There are, however, competing digitization strategies at the national level – which lead to different conceptions of the library sector in the future (1.0 versus 2.0). This becomes clear if compare official statements and other documents from the National Library, on the one hand, and from the Norwegian Archive, Library and Museum Authority, on the other.
The differences reflect, we believe, the different positions of the two organizations within the library field rather than individual differences of professional opinion.
Professional identities are largely constructed through formal schooling. It is useful to take a critical look at the current curriculum of library studies in Oslo. Both curricula and strategic documents are intended as plans for action. They can be read as simple texts on paper, but they are meant to be implemented. They commit, in other words, the organizations that produce them to specific actions in the future.
When organizations write, they tend to choose a bland and neutral style. The waters stay calm and the reader can rest. But people on the inside know very well that the content of official documents represents compromises. The final texts derive from a combination of internal discussions and internal relationships of power. The heated arguments and the tense struggles are simply hidden from view.
We can only understand a field like librarianship in scientific terms if we go behind the presentations that people and organizations are prone to offer. We must undo the “face work” (Goffman) to reveal the interests and conflicts that structure social behaviour in all social systems. This does not mean that surface presentations should be dismissed. But they should not be believed on their own terms. Systematic skepticism is the first rule of science.

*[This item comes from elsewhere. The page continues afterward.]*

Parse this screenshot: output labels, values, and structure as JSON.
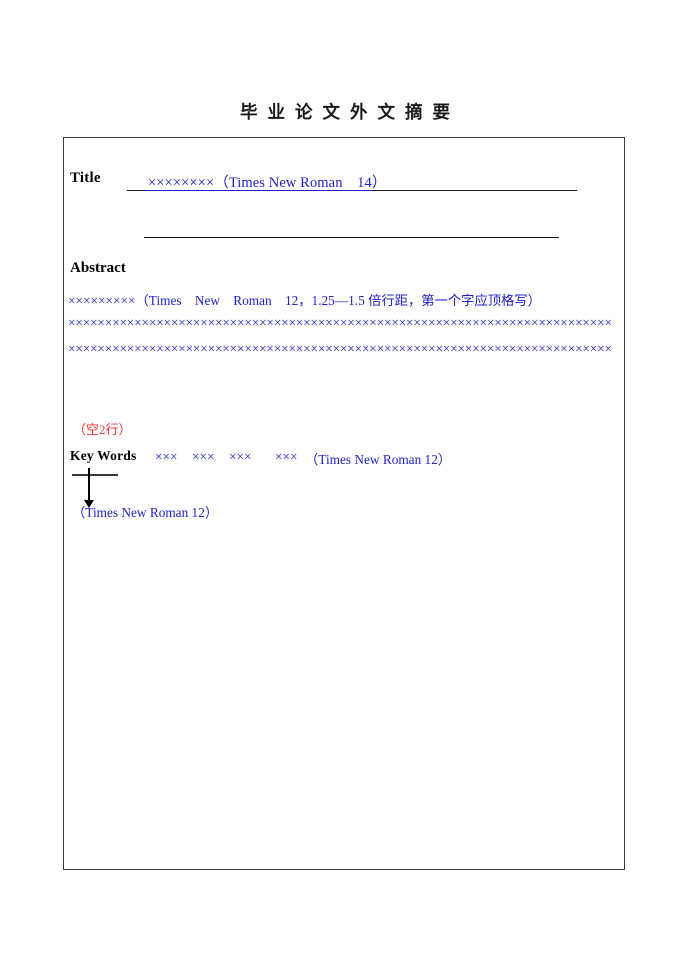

Changing library curricula reflect both changing understandings and changing power constellations in the teaching institutions. The current version must, by the rule of the institutional game, be presented as a suitable, consensual and natural adaptation to the current set of circumstances. The text is authoritative in the practical sense, since it defines – grosso modo – what should be taught and how. Many students also tend to take it as authoritative in a professional sense, since it seems to define the content and limits of librarianship in Norway in 2007.
But we must separate social appearance from social reality. The library curriculum is just an official text produced by a disparate collective of teachers. The social reality of librarianship is just a small social field among many, many others. Both are social constructs – two of the infinite number of games people play(Berne) in sorrow, anger or delight.
To learn something new, we must contrast the text with the field and ask: does this curriculum respond adequately to the processes that are currently transforming the field?